The new “Marina Lofts” at the 53-year-old North Sound institution will be a VI first.
“The village is an incarnation of Bitter End’s roots as a yachting destination and sailor’s hangout. Its beach, seawall and plaza are dotted with seating areas designed for settling down with a cold drink and conversation, a favourite book, or simply taking in the beautiful expanse of North Sound,” owner Lauren Hokin said in a press release.
In addition to the overwater lofts, two sail-inspired handmade waterfront bungalows are complete and available for guest bookings now, with up to 10 more bungalows scheduled to be built soon.
Furthermore, the release stated, the legacy of Hurricane Irma will be on full view thanks to the resort’s dining options, which include a sunken vessel salvaged from the storm and converted into a beach bar.

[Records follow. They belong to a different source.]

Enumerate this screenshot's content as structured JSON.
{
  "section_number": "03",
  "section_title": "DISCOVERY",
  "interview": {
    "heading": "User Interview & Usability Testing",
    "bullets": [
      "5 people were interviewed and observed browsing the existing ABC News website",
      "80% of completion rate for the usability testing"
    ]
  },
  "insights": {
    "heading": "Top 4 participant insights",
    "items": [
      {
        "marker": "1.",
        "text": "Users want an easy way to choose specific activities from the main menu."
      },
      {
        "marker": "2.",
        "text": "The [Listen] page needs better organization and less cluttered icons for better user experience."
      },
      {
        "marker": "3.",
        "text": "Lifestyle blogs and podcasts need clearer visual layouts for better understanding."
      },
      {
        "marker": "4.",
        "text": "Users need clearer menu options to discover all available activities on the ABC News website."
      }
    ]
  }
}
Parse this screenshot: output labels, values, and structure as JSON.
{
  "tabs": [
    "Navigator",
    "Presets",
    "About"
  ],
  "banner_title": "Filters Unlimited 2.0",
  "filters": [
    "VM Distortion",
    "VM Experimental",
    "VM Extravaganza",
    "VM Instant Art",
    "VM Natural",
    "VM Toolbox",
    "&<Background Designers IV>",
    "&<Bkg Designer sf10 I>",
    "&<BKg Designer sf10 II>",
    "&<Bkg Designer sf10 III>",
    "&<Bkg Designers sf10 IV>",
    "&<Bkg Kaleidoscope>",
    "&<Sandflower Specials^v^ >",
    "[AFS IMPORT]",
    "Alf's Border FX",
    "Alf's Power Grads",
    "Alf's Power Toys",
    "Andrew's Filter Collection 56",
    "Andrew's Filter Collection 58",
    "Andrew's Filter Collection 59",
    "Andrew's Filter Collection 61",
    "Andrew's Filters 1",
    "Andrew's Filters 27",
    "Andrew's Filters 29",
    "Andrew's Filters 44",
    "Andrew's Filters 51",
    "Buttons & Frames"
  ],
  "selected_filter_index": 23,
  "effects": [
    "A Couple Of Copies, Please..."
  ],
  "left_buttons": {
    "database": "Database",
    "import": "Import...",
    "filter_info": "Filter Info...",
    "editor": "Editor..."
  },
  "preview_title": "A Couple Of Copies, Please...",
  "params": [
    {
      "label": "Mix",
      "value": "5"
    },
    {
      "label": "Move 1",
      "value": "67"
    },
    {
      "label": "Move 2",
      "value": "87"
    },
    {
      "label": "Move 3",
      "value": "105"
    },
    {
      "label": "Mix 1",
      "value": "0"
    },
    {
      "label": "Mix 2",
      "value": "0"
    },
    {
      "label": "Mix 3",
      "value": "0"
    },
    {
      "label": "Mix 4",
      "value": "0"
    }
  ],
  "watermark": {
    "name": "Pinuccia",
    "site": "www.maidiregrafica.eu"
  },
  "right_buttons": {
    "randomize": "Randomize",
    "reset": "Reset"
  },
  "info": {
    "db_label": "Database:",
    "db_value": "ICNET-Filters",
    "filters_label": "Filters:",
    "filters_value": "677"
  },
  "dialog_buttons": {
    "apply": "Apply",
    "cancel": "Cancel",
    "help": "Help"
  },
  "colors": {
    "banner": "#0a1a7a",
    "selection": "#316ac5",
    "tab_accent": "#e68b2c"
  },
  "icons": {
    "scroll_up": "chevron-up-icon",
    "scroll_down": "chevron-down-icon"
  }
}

Produce will be supplied to the restaurants from an on-site garden, Bitter End Farms, as well as locally caught seafood.
Sailors will also find 70 mooring balls and 25 marina slips in the resort billed as “built for sailors, by sailors,” according to the release.
Rounding out the offerings are a brand-new fleet of water toys, the release added: Hobie Waves, kayaks, stand-up paddleboards, kiteboards and sailboats, with group and private instruction for beginners and experienced sailors alike.
During Irma, BEYC lost nearly 100 buildings across 64 acres, according to Chief Marketing Officer Kerri Jaffe.
She told the Beacon in September that the resort was “really hit by the eye and really decimated.”
However, she added, the resort managed to keep core staff employed during the rebuild process.
“We’ve had bartenders turn into engineers and learn all sorts of different skills during this time because we really wanted to maintain our core Bitter End employees,” she said.
The resort has been hiring for multiple positions.